Unless you’re a new visitor to my blog, you’ll have heard that my latest book, A Heaven For Toasters, is now live. Set in the near future, A Heaven for Toasters is more than a sci-fi crime romance. It’s the book that will make you look at your toaster in a whole new way. And you can read it on Amazon for only 99c.
One of the more popular pieces of technology featured in the book is self-driving flying cars called zoomers. They are like a big bubble sitting on top of a number of more, smaller bubbles. The former sits the passengers; the latter, the engines. It all sounds terribly futuristic, but then I came across an Atlas Obscura post featuring The Automatic Motorist, A British short film from 1911.
In it, a robot chauffeur is given as a gift to a newly wedded couple. The robot starts driving them to their honeymoon destination but malfunctions, attacks a policeman, and all of a sudden the couple is marooned in outer space (and then sinks underwater, and then flies through the sky—it’s complicated).
Directed by filmmaker and magician Walter R. Booth, The Automatic Motorist is a so-called trick film—a genre of silent films popular in the early 1900s that emphasized special effects.
It’s worth watching the full 6-minute short in its entirety:
But if you lack the time to do so, here is a brief summary:
An engineer creates the robot chauffeur; the newlyweds love it. They’re off—until a police officer stops the car and the robot chauffeur knocks him out. All of a sudden, they are fugitives of the law.
The robot slams the accelerator—maybe a little too hard, as they end up motoring up the dome of what looks like St. Paul’s Cathedral in London. In fact, they are going so fast that they pay a visit to a very unhappy-looking moon before speeding across Saturn’s rings, where the engineer from the beginning finds an alien lover (as one inevitably does).
For some reason, the car then plummets underwater, where the happy couple frolics until a huntsman shoots them one by one out of the sky.
It’s fine, though, because the robot is dead and the couple is reunited again.
Don’t you just love a happy ending?
You can read the full post on Atlas Obscura.
The short film is definitely unrealistic! But sounds somewhat hilarious! Congratulations on your book being published!
Thanks! Lol–unrealistic doesn’t even begin to describe that video 😀
What a wonderful bit of cinematic history!!! 😀
I know, right?? Brilliant stuff 😀
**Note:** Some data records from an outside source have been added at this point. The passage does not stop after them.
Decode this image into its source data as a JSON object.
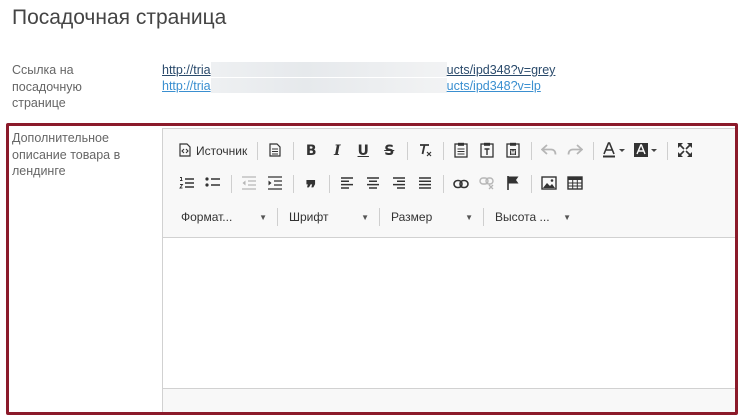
{
  "page": {
    "title": "Посадочная страница"
  },
  "landing_link": {
    "label_lines": [
      "Ссылка на",
      "посадочную",
      "странице"
    ],
    "url1_start": "http://tria",
    "url1_end": "ucts/ipd348?v=grey",
    "url2_start": "http://tria",
    "url2_end": "ucts/ipd348?v=lp"
  },
  "description": {
    "label_lines": [
      "Дополнительное",
      "описание товара в",
      "лендинге"
    ]
  },
  "editor": {
    "source_label": "Источник",
    "combos": {
      "format": "Формат...",
      "font": "Шрифт",
      "size": "Размер",
      "height": "Высота ..."
    },
    "icons": {
      "bold": "B",
      "italic": "I",
      "underline": "U",
      "strike": "S",
      "quote": "❞"
    }
  },
  "colors": {
    "highlight": "#8b1a2a",
    "link_dark": "#2a4a6b",
    "link_light": "#3a8fd0",
    "toolbar_bg": "#f8f8f8"
  }
}
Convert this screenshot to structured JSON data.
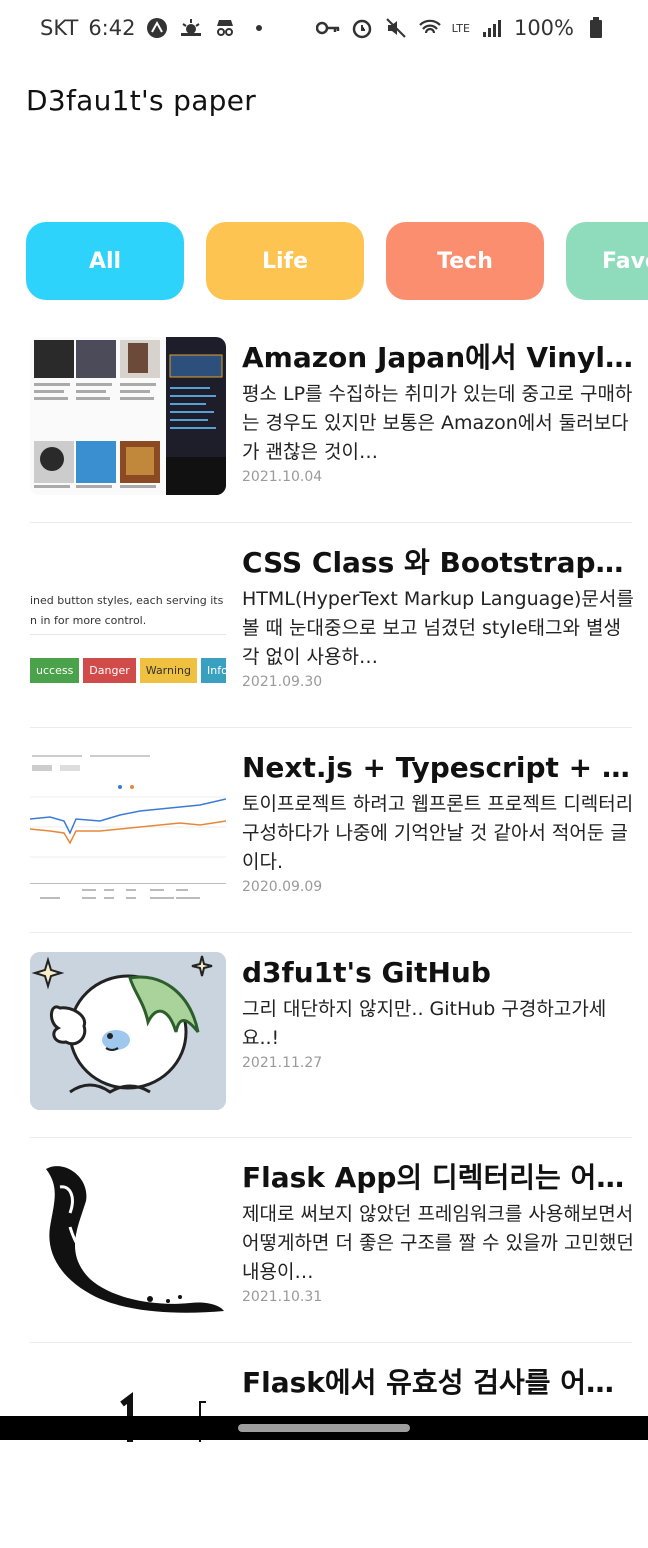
{
  "status_bar": {
    "carrier": "SKT",
    "time": "6:42",
    "lte": "LTE",
    "battery": "100%"
  },
  "app": {
    "title": "D3fau1t's paper"
  },
  "categories": [
    {
      "label": "All",
      "color": "#2ed3fb"
    },
    {
      "label": "Life",
      "color": "#fdc451"
    },
    {
      "label": "Tech",
      "color": "#fb8e6f"
    },
    {
      "label": "Favo",
      "color": "#8fdcbd"
    }
  ],
  "posts": [
    {
      "title": "Amazon Japan에서 Vinyl 상…",
      "desc": "평소 LP를 수집하는 취미가 있는데 중고로 구매하는 경우도 있지만 보통은 Amazon에서 둘러보다가 괜찮은 것이…",
      "date": "2021.10.04"
    },
    {
      "title": "CSS Class 와 Bootstrap이…",
      "desc": "HTML(HyperText Markup Language)문서를 볼 때 눈대중으로 보고 넘겼던 style태그와 별생각 없이 사용하…",
      "date": "2021.09.30",
      "thumb_text": {
        "line1": "ined button styles, each serving its own",
        "line2": "n in for more control.",
        "buttons": [
          "uccess",
          "Danger",
          "Warning",
          "Info"
        ]
      }
    },
    {
      "title": "Next.js + Typescript + Tail..",
      "desc": "토이프로젝트 하려고 웹프론트 프로젝트 디렉터리 구성하다가 나중에 기억안날 것 같아서 적어둔 글이다.",
      "date": "2020.09.09"
    },
    {
      "title": "d3fu1t's GitHub",
      "desc": "그리 대단하지 않지만.. GitHub 구경하고가세요..!",
      "date": "2021.11.27"
    },
    {
      "title": "Flask App의 디렉터리는 어떤…",
      "desc": "제대로 써보지 않았던 프레임워크를 사용해보면서 어떻게하면 더 좋은 구조를 짤 수 있을까 고민했던 내용이…",
      "date": "2021.10.31"
    },
    {
      "title": "Flask에서 유효성 검사를 어떻…",
      "desc": "",
      "date": ""
    }
  ]
}
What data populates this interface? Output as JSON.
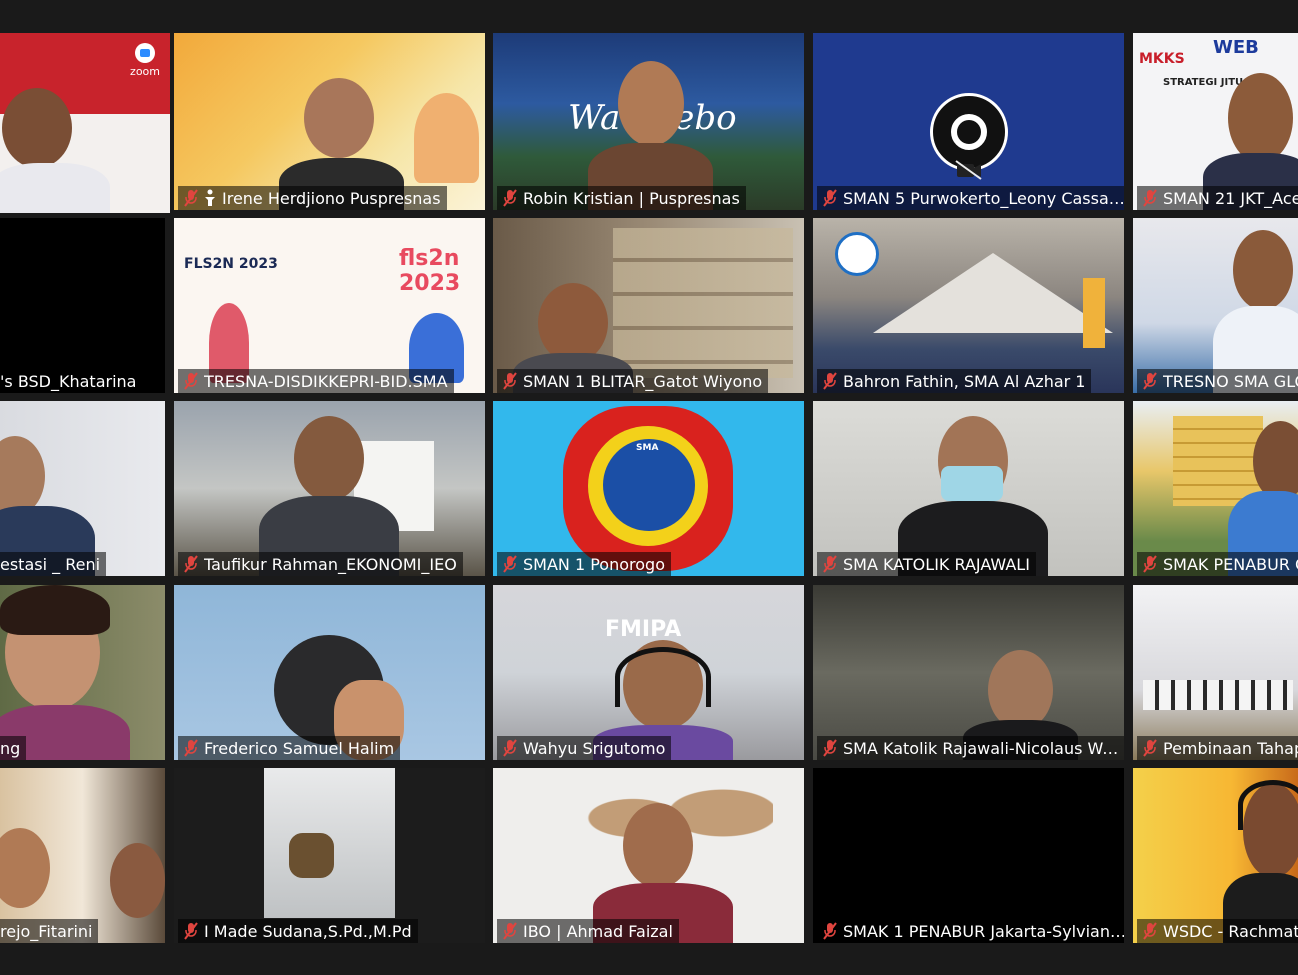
{
  "theme": {
    "background": "#1a1a1a",
    "active_speaker_border": "#e6e84a",
    "muted_icon_color": "#e0453f"
  },
  "app": {
    "name": "zoom"
  },
  "participants": [
    {
      "name": "",
      "muted": false,
      "active_speaker": true
    },
    {
      "name": "Irene Herdjiono Puspresnas",
      "muted": true,
      "spotlight": true
    },
    {
      "name": "Robin Kristian | Puspresnas",
      "muted": true
    },
    {
      "name": "SMAN 5 Purwokerto_Leony Cassan...",
      "muted": true,
      "camera_off": true
    },
    {
      "name": "SMAN 21 JKT_Ace",
      "muted": true
    },
    {
      "name": "'s BSD_Khatarina",
      "muted": false
    },
    {
      "name": "TRESNA-DISDIKKEPRI-BID.SMA",
      "muted": true
    },
    {
      "name": "SMAN 1 BLITAR_Gatot Wiyono",
      "muted": true
    },
    {
      "name": "Bahron Fathin, SMA Al Azhar 1",
      "muted": true
    },
    {
      "name": "TRESNO SMA GLO",
      "muted": true
    },
    {
      "name": "estasi _ Reni",
      "muted": false
    },
    {
      "name": "Taufikur Rahman_EKONOMI_IEO",
      "muted": true
    },
    {
      "name": "SMAN 1 Ponorogo",
      "muted": true
    },
    {
      "name": "SMA KATOLIK RAJAWALI",
      "muted": true
    },
    {
      "name": "SMAK PENABUR C",
      "muted": true
    },
    {
      "name": "ng",
      "muted": false
    },
    {
      "name": "Frederico Samuel Halim",
      "muted": true
    },
    {
      "name": "Wahyu Srigutomo",
      "muted": true
    },
    {
      "name": "SMA Katolik Rajawali-Nicolaus Wa...",
      "muted": true
    },
    {
      "name": "Pembinaan Tahap",
      "muted": true
    },
    {
      "name": "rejo_Fitarini",
      "muted": false
    },
    {
      "name": "I Made Sudana,S.Pd.,M.Pd",
      "muted": true
    },
    {
      "name": "IBO | Ahmad Faizal",
      "muted": true
    },
    {
      "name": "SMAK 1 PENABUR Jakarta-Sylviana...",
      "muted": true
    },
    {
      "name": "WSDC - Rachmat",
      "muted": true
    }
  ],
  "overlays": {
    "tile2_text": "Wa     ebo",
    "tile4_text1": "WEB",
    "tile4_text2": "MKKS",
    "tile4_text3": "STRATEGI JITU F",
    "tile6_text1": "FLS2N 2023",
    "tile6_text2": "fls2n 2023",
    "tile12_text": "SMA",
    "tile17_text": "FMIPA"
  }
}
Mmmm, my thoughts echo Pete’s – very weird indeed. However, I do recommend A Heaven for Toasters – it’s a great read Nicholas and I thoroughly enjoyed it from start to finish. I hope there are more books centred around Leo and Mika to come 🙂
Thank you so much, Catherine! I’m super-thrilled you enjoyed Mika’s and Leo’s adventures. And yes, I’m already working on the second book’s outline 🙂
Got to love the painted backdrops of the time! Film-making must have been a fascinating business, full of innovation and short-cuts at the same time. Love the book title by the way, Nick. It’s sure to stop people in their tracks!
I sure do hope so, Tara! And yes, the movie backdrops only add to the Dadaism of the whole thing 😀
Looks little like my car…
Ha ha–beware of cops and try to stay away from the moon, then 😀
Nicolas – this is so informative and fascinating – A very well organized post.
Thank you, I’ so glad you enjoyed it 😀
Well, that was a trip! Great imagination from 1911, and the early days of cinema. The Saturn sequence was especially weird. 🙂
Best wishes, Pete.
I know, right? It sort of makes sense until you’re halfway through, then the whole thing gets more surreal by the minute 😀